Correction: The city of Covington is expecting to lower its millage rate depending on the final property tax valuations.
"We actually will be reducing it by a half mill or taking the rollback rate. We are currently waiting on the digest information from the county before we know which direction we will proceed," Knight said in an email.
The city of Covington is joining a group of landowners seeking payment for the property it owns along the abandoned Norfolk Southern.
The Covington City Council voted 3-2 Monday to join a claim against the federal government seeking payment for rail line property that’s no longer being used for a railroad, but continues to be held indefinitely as a local nonprofit negotiates for its purchase.
City Manager Leigh Anne Knight said she didn’t see any downside to joining the claim, and the upside is that the city could get money for each of the eight parcels of land it owns through which the rail line runs.
Assistant City Attorney Frank Turner Jr. said the city would be entitled to the difference in value of its properties if they had a trail going through them and if they didn’t have a trail going through them.
The rail line hasn’t been used since at least 2010 after losing its last customer, and Norfolk Southern filed to abandon the line in July 2013 believing there was no benefit to maintaining the corridor, which runs 14.9 miles from Covington southeast through Newton County to Newborn and Jasper County.
The Surface Transportation Board (STB), the federal agency that oversees railroads, approved the abandonment request effective Aug. 20; however, nothing has been done to the track, because local nonprofit group Newton Trails has been negotiating with Norfolk Southern to try to acquire – either through purchase or donation – the land to use as a public trail.
The railroad had to at least meet with Newton Trails under federal railbanking laws, and while the initial six-month negotiation period ended Feb. 15, the two groups were given a six-month extension by the STB to negotiate a possible agreement, which now carries through Aug. 14.
National property rights attorney Mark “Thor” Hearne said previously it’s common for these types of negotiations to drag on for years, and even if the initial negotiations end, another trail group will frequently step in to engage in lengthy negotiations.
Councilmen Keith Dalton and Chris Smith voted against joining the claim in U.S. claims court; Councilwoman Janet Goodman was absent.
Smith asked if the city does get paid for the land if it gives up any of its land rights for utility easements.
Turner said no. He said the city would still own the land and still be able to run infrastructure under or over the land if it wouldn’t affect the land’s future use as a trail.
City OKs budget
The Council approved Monday a budget with $126.4 million in expenses.

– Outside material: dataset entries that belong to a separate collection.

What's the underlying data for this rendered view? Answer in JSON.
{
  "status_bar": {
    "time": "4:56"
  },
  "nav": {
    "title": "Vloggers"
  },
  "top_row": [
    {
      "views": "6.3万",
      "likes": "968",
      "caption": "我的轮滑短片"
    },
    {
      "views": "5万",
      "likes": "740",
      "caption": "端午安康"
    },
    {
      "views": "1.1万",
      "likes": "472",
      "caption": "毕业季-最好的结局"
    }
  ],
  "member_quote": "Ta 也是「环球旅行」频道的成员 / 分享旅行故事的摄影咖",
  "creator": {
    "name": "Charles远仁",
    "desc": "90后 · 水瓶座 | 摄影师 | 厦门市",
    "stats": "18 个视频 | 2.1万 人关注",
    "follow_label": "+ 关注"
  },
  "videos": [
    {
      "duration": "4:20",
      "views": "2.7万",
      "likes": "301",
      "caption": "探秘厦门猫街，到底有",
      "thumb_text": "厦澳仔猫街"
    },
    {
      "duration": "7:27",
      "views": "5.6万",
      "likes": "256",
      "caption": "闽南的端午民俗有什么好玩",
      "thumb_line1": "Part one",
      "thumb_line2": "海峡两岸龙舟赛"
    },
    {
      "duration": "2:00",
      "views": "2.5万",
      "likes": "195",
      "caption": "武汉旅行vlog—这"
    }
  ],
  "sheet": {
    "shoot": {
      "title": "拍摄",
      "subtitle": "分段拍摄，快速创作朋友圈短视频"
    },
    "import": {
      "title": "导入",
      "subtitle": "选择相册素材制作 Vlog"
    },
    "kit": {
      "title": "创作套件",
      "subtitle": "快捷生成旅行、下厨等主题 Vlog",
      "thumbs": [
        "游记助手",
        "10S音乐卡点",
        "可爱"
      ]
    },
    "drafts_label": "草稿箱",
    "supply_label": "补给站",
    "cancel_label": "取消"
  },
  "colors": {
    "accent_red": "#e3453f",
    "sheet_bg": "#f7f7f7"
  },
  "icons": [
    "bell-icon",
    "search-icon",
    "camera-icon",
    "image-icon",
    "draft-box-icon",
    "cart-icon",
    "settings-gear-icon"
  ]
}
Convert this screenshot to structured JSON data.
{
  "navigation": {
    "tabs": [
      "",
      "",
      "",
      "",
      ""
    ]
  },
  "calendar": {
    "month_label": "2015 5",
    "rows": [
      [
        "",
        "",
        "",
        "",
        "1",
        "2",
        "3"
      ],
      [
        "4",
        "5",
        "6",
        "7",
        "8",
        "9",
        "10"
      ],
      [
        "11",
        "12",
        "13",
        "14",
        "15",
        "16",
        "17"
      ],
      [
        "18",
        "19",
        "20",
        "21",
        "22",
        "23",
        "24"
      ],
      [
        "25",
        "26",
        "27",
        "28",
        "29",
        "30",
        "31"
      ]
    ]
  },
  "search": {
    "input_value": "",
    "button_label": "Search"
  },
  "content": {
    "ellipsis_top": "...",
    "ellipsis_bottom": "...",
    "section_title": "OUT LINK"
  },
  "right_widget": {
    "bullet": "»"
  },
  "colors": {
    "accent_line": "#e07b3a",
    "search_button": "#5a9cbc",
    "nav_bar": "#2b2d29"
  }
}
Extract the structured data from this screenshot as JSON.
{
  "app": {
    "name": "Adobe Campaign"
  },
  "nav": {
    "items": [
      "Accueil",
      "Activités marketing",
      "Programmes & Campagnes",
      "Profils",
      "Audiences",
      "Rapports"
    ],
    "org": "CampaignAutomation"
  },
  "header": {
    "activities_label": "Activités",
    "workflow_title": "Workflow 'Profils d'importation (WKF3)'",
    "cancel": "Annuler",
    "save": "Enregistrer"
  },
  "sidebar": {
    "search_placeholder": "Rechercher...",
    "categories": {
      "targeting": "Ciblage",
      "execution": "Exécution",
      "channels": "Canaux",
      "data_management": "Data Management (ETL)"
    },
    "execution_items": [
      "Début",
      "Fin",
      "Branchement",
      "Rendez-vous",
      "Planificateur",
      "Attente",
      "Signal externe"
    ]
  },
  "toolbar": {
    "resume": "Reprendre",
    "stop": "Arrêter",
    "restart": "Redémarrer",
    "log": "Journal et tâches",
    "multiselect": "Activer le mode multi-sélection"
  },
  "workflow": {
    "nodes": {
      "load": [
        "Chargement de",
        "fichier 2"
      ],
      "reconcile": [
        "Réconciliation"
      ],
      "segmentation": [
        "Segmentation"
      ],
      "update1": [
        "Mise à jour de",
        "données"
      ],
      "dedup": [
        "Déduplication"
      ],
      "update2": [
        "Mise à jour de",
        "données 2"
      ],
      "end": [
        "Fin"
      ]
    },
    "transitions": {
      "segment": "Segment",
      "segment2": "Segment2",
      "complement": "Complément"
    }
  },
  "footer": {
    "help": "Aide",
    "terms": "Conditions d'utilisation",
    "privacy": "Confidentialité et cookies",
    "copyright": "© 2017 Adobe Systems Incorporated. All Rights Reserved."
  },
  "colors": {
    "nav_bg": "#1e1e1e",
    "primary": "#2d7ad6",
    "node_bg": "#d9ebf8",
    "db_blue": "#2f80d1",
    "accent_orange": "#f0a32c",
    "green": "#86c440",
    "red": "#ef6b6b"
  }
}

The current millage rate of 8.208 is expected to drop depending on the final property tax revenue projections, according to City Manager Leigh Anne Knight.
Council tables parking ordinance
The Council also agreed to table the parking ordinance change it had been considering which would have allowed businesses to place parking in front of their businesses if the speed limit of a road was 45 mph or greater.
The current Covington ordinances require new businesses in the city to place their parking on the side of their building or in the back of the building to both promote walkability, so the front entrance is close and more connected to the sidewalks along the road, and create a more aesthetically pleasing look.
However, the owner of a proposed liquor store on the Covington Bypass Road felt the ordinance wasn’t appropriate for that corridor, because it isn’t pedestrian friendly due to its 55 mph speed limit.
Mayor Ronnie Johnston said the Council’s consensus was to have another work session to discuss the issue.